About this exercise: Every line of the data should be retyped with no difference from the original.

The records:
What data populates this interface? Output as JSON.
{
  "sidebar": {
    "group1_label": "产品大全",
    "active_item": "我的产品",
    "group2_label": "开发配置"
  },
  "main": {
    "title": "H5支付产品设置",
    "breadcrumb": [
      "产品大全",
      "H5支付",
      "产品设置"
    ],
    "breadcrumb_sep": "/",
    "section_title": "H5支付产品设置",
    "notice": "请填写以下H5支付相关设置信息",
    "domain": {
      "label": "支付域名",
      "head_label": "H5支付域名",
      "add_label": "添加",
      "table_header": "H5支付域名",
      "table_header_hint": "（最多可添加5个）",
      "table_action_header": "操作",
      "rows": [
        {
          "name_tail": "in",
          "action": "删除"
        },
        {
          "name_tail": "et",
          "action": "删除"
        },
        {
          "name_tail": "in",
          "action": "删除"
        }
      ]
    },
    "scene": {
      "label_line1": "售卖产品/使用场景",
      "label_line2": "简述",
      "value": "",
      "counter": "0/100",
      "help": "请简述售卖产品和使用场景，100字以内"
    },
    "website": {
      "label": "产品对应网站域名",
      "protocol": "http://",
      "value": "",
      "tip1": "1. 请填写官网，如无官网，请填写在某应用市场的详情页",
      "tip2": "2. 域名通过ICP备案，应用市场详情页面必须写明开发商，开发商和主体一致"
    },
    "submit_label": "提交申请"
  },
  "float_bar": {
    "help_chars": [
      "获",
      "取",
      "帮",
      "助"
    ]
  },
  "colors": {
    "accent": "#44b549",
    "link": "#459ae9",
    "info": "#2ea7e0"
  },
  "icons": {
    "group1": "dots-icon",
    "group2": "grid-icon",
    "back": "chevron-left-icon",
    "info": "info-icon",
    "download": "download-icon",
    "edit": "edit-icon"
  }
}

The answer:
What data populates this interface? Output as JSON.
{
  "sidebar": {
    "group1_label": "产品大全",
    "active_item": "我的产品",
    "group2_label": "开发配置"
  },
  "main": {
    "title": "H5支付产品设置",
    "breadcrumb": [
      "产品大全",
      "H5支付",
      "产品设置"
    ],
    "breadcrumb_sep": "/",
    "section_title": "H5支付产品设置",
    "notice": "请填写以下H5支付相关设置信息",
    "domain": {
      "label": "支付域名",
      "head_label": "H5支付域名",
      "add_label": "添加",
      "table_header": "H5支付域名",
      "table_header_hint": "（最多可添加5个）",
      "table_action_header": "操作",
      "rows": [
        {
          "name_tail": "in",
          "action": "删除"
        },
        {
          "name_tail": "et",
          "action": "删除"
        },
        {
          "name_tail": "in",
          "action": "删除"
        }
      ]
    },
    "scene": {
      "label_line1": "售卖产品/使用场景",
      "label_line2": "简述",
      "value": "",
      "counter": "0/100",
      "help": "请简述售卖产品和使用场景，100字以内"
    },
    "website": {
      "label": "产品对应网站域名",
      "protocol": "http://",
      "value": "",
      "tip1": "1. 请填写官网，如无官网，请填写在某应用市场的详情页",
      "tip2": "2. 域名通过ICP备案，应用市场详情页面必须写明开发商，开发商和主体一致"
    },
    "submit_label": "提交申请"
  },
  "float_bar": {
    "help_chars": [
      "获",
      "取",
      "帮",
      "助"
    ]
  },
  "colors": {
    "accent": "#44b549",
    "link": "#459ae9",
    "info": "#2ea7e0"
  },
  "icons": {
    "group1": "dots-icon",
    "group2": "grid-icon",
    "back": "chevron-left-icon",
    "info": "info-icon",
    "download": "download-icon",
    "edit": "edit-icon"
  }
}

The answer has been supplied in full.